Active and passive health checks can be used simultaneously and together form a robust defense against Envoy routing traffic to unhealthy upstreams. This document demonstrates how to configure Gloo Edge upstreams with both active and passive health checks. To understand in depth what’s happening in Envoy beneath the covers, we highly recommend this on Envoy health checking in general, and also this on Envoy outlier detection.
In some cases, even with a thorough health check protocol in place, upstream systems are sometimes unreliable. In these cases, per-route service retries can be applied to ensure that transient or intermittent failures do not unnecessarily cause client request to fail. Learn more about configuring retries in Gloo Edge here.
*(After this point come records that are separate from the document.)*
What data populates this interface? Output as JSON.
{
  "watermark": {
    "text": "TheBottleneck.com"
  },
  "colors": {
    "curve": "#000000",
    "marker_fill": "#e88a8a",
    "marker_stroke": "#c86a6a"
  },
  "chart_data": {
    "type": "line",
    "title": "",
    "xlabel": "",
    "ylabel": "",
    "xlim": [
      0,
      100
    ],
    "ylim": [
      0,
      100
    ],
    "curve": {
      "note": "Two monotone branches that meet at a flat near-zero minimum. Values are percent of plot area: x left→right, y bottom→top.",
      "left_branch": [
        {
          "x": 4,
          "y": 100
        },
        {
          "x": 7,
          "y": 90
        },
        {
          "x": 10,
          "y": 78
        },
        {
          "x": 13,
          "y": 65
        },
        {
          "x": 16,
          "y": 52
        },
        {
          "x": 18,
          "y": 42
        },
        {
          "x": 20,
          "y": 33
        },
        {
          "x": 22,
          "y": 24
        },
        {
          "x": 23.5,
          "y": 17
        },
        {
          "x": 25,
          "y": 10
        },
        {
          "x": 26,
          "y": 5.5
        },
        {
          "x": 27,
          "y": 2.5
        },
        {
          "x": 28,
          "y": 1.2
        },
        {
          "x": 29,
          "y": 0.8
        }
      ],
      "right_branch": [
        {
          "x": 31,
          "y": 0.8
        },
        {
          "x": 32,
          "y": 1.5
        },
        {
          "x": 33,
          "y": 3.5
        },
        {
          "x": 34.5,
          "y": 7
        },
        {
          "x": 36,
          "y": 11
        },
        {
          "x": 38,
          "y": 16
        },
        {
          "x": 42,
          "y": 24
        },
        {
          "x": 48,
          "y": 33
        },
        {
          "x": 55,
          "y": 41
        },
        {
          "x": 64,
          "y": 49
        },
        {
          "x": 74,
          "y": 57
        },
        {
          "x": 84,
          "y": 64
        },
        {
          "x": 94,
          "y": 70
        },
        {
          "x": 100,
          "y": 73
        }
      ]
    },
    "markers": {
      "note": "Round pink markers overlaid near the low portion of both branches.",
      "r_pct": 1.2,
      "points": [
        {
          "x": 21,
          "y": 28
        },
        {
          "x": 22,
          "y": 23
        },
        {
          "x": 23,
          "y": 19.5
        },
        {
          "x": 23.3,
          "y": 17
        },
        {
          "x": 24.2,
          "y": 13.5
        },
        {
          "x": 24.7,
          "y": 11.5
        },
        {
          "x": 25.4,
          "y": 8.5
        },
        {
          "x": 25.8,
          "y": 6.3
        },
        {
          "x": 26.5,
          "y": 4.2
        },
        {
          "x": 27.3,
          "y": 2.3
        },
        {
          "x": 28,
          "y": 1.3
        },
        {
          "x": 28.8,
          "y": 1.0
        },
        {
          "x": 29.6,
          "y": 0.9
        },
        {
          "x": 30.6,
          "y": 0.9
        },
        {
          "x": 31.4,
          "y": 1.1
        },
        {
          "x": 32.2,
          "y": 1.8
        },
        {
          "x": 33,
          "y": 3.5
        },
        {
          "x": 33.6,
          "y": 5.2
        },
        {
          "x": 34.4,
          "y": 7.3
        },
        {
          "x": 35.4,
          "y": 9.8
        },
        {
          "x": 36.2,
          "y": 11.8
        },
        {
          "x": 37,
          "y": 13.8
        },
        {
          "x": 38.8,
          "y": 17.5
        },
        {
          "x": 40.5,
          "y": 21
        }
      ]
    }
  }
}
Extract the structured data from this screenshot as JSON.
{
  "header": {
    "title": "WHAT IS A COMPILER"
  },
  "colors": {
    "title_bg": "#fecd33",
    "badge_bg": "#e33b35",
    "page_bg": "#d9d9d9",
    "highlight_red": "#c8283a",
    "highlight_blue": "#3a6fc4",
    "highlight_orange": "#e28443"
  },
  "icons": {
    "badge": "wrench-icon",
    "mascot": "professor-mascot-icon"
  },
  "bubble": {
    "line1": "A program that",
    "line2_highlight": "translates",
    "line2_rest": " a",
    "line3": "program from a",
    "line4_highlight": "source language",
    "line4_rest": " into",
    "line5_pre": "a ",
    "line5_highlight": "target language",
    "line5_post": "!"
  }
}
Large-scale deployments always require special attention to multi-tenant, “noisy neighbor” issues. In addition to supporting different styles of big-picture architecture as discussed earlier, Gloo Edge provides lower-level facilities to support easier delegation across teams within a large organization.
Use Route Table Delegation
How can multiple tenants add, remove, and update routing rules without requiring shared access to the root-level Virtual Service?
How can common route configuration components be shared across Virtual Services?
These capabilities are supported by Gloo Edge Route Tables. They allow a complete routing configuration to be assembled from separate configuration objects. The root object delegates responsibility to other objects, forming a tree of config objects. The tree always has a Virtual Service as its root. The root Virtual Service may delegate to any number of Route Tables, which in turn can further delegate to other Route Tables.
Full Route Table documentation is available here.
Use Invalid Route Replacement
The worst kind of “noisy neighbor” is one who pushes bad configuration and breaks adjacent services. The purpose of the Gloo Edge invalid route replacement is to prevent that outcome. In other words, we must not allow invalid configuration related to one service cause service outages in other services.
The Gloo Edge documentation provides a helpful example of configuring invalid route replacement here.
This document explored a set of best practices to help ensure success in large-scale Gloo Edge deployments. To summarize:
- Architect carefully.
- Consider a tiered gateway architecture.
- Consider Gloo Mesh for superior multi-tenant support.
- Plan for multi-cluster operations.
- Scale predictably.
- Scale the data plane.
- Scale the ExtAuth service.
- Do not scale the control plane as a rule.
- Disable discovery if not needed.
- Disable implicit Kubernetes destinations if not needed.
- Upgrade carefully.
- Consider zero-downtime gateway rollouts
- Consider canary upgrades across product versions.
- Consider Gloo Mesh for automatic version management.
- Use canary upgrades for applications.
- Configure reliably.
- Consider GitOps with ArgoCD.
- Consider GitOps with Weaveworks Flux and Flagger.
- Beware default Gloo Edge configurations.
- Observe and monitor maniacally.
- Enhance reliability.
- Use active health checks.
- Use passive health checks / outlier detection.
- Use service retries.
- Delegate effectively.
- Use Route Table delegation.
- Use Invalid Route Replacement.
If you’d like to learn more, we recommend staying abreast of these Gloo Edge production deployment guidelines, from which we borrowed liberally in this document. Also check out Envoy’s own best practices document for deploying edge gateway proxies.
Finally, the SoloCon 2022 conference featured presentations directly from a number of large Gloo Edge customers, discussing their successes and lessons learned along the way. Check out the recordings of these experience-driven sessions from T-Mobile, Carfax, Constant Contact, and USAA.
Thank you to all the Gloo Edge users who have directly and indirectly contributed to the lessons learned in this post. And a Special Thank You to my colleague Kevin Shelaga for expanding and refining my early ideas that ultimately turned into this article.BACK TO BLOG